A rendering of Sonic Sphere in The Shed’s 115-foot-tall McCourt space, 2023. Courtesy The Shed.
A 65-foot-tall spherical concert hall will hang suspended inside The Shed in Hudson Yards. Created by avante-garde architects Ed Cooke, Merijn Royaards, and Nicholas Christie, the Sonic Sphere offers concertgoers a truly unique experience with immersive 3-D sound and light explorations of music that redefine the idea of a concert hall. Performances in the sphere will run from June 9 through July 7.
The Shed at Hudson Yards. Photo by Iwan Baan, courtesy of The Shed
Located within the art center’s iconic 115-foot-tall McCourt space, the sphere can hold up to 250 audience members who will be surrounded by more than 100 speakers that move sound “above, below, through, and around” the audience’s bodies, according to a press release. Dynamic lighting on the sphere’s surface adds to the multisensory, immersive musical journey.
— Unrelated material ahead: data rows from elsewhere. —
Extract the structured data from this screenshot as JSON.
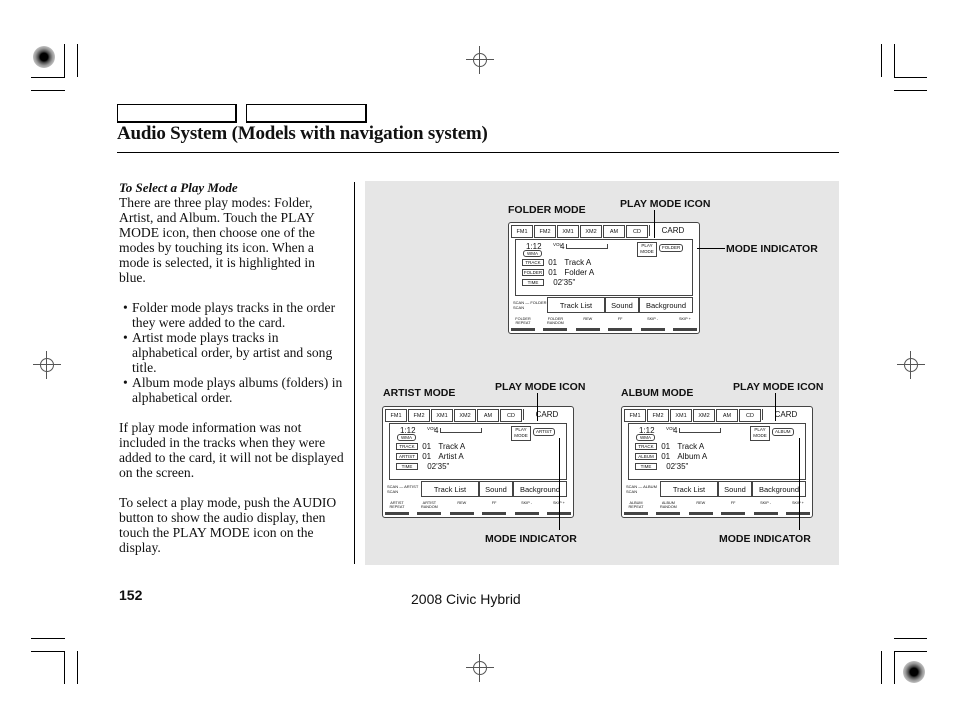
{
  "header": {
    "title": "Audio System (Models with navigation system)"
  },
  "text": {
    "subheading": "To Select a Play Mode",
    "intro": "There are three play modes: Folder, Artist, and Album. Touch the PLAY MODE icon, then choose one of the modes by touching its icon. When a mode is selected, it is highlighted in blue.",
    "bullets": [
      "Folder mode plays tracks in the order they were added to the card.",
      "Artist mode plays tracks in alphabetical order, by artist and song title.",
      "Album mode plays albums (folders) in alphabetical order."
    ],
    "para2": "If play mode information was not included in the tracks when they were added to the card, it will not be displayed on the screen.",
    "para3": "To select a play mode, push the AUDIO button to show the audio display, then touch the PLAY MODE icon on the display."
  },
  "figure": {
    "callouts": {
      "play_mode_icon": "PLAY MODE ICON",
      "mode_indicator": "MODE INDICATOR"
    },
    "screens": [
      {
        "mode_label": "FOLDER MODE",
        "tabs": [
          "FM1",
          "FM2",
          "XM1",
          "XM2",
          "AM",
          "CD",
          "CARD"
        ],
        "time": "1:12",
        "vol_label": "VOL",
        "vol": "4",
        "play_mode": "PLAY MODE",
        "indicator": "FOLDER",
        "format": "WMA",
        "rows": [
          {
            "tag": "TRACK",
            "num": "01",
            "value": "Track A"
          },
          {
            "tag": "FOLDER",
            "num": "01",
            "value": "Folder A"
          },
          {
            "tag": "TIME",
            "num": "",
            "value": "02'35\""
          }
        ],
        "scan": "SCAN — FOLDER SCAN",
        "buttons": [
          "Track List",
          "Sound",
          "Background"
        ],
        "keys": [
          "FOLDER REPEAT",
          "FOLDER RANDOM",
          "REW",
          "FF",
          "SKIP -",
          "SKIP +"
        ]
      },
      {
        "mode_label": "ARTIST MODE",
        "tabs": [
          "FM1",
          "FM2",
          "XM1",
          "XM2",
          "AM",
          "CD",
          "CARD"
        ],
        "time": "1:12",
        "vol_label": "VOL",
        "vol": "4",
        "play_mode": "PLAY MODE",
        "indicator": "ARTIST",
        "format": "WMA",
        "rows": [
          {
            "tag": "TRACK",
            "num": "01",
            "value": "Track A"
          },
          {
            "tag": "ARTIST",
            "num": "01",
            "value": "Artist A"
          },
          {
            "tag": "TIME",
            "num": "",
            "value": "02'35\""
          }
        ],
        "scan": "SCAN — ARTIST SCAN",
        "buttons": [
          "Track List",
          "Sound",
          "Background"
        ],
        "keys": [
          "ARTIST REPEAT",
          "ARTIST RANDOM",
          "REW",
          "FF",
          "SKIP -",
          "SKIP +"
        ]
      },
      {
        "mode_label": "ALBUM MODE",
        "tabs": [
          "FM1",
          "FM2",
          "XM1",
          "XM2",
          "AM",
          "CD",
          "CARD"
        ],
        "time": "1:12",
        "vol_label": "VOL",
        "vol": "4",
        "play_mode": "PLAY MODE",
        "indicator": "ALBUM",
        "format": "WMA",
        "rows": [
          {
            "tag": "TRACK",
            "num": "01",
            "value": "Track A"
          },
          {
            "tag": "ALBUM",
            "num": "01",
            "value": "Album A"
          },
          {
            "tag": "TIME",
            "num": "",
            "value": "02'35\""
          }
        ],
        "scan": "SCAN — ALBUM SCAN",
        "buttons": [
          "Track List",
          "Sound",
          "Background"
        ],
        "keys": [
          "ALBUM REPEAT",
          "ALBUM RANDOM",
          "REW",
          "FF",
          "SKIP -",
          "SKIP +"
        ]
      }
    ]
  },
  "footer": {
    "page_number": "152",
    "model": "2008  Civic  Hybrid"
  }
}
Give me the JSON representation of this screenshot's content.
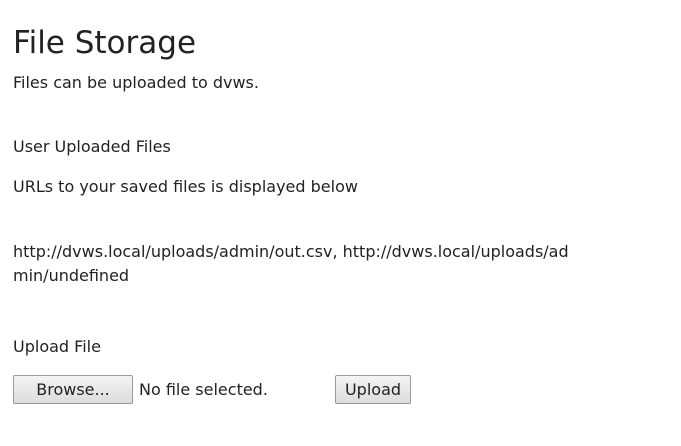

The event includes 45-minute live and recorded performances held every day, including live performances by electronic music artist Madame Gandhi on June 9, singer-songwriter yunè pinku on June 14 and 16, and world-renowned pianist Igor Levit on June 30 and July 1.
The performers have been carefully selected by Alex Poots, the artistic director of The Shed.
“In a visually orientated age, Sonic Sphere centers the wonder of sound and music in an interdisciplinary experience,” Poots said in a statement. “The creative invention and sheer ambition of Sonic Sphere offers such a range of possibilities to explore for years to come.”
Additional performances include listening sessions of the xx’s self-titled debut album which was released in 2009 but remastered for the Sonic Sphere, and composer Steve Reich’s Music for 18 Musicians.
Composer Karlheinz Stockhausen first conceived of an idea for a spherical concert hall, with the first rendition of the idea taking form as the Kugelauditorium at the 1970 World Expo in Japan, according to the New York Times. While hundreds of thousands of visitors experienced the sphere over the course of the exhibition, the concept never gained widespread support.
“As a teenager I had read in an obscure book of Stockhausen’s Kugelauditorium, which appeared at the 1970 World Expo Osaka fair, alongside the first mobile phone. It was obviously a ridiculously cool idea, far more interesting and important than the phone,” Ed Cooke, co-founder of Sonic Sphere, said. “In the decades that followed, I became increasingly confused that since 1970 our society had created 15 billion mobile phones but no further spherical concert halls.”
“The Sonic Sphere project aims to re-prioritize shared real-world experience and to make the outer horizons of consciousness accessible to all, in the name of new modes of perception and action for a world that requires them.”
The sphere, which will be installed at The Shed next month, is the 11th and largest iteration of the design yet. Previous versions of varying size and technological sophistication have appeared in London, Mexico, and Miami, Florida.
“We are excited to bring this architectural, experiential statement to the middle of the most vibrant city in the world. This spherical concert hall asks questions about the type of architecture that best serves our cities and communities. How can it adapt to our changing societal needs, bringing us together at a time when technology is driving us apart,” the team behind the Sonic Sphere said.
Tickets for the Sonic Sphere go on sale on May 5, with a presale beginning on May 3 for The Shed members.
- The Shed reopens in Hudson Yards next month with live music and comedy shows
- See inside Hudson Yards arts center The Shed
Neighborhoods : hudson yards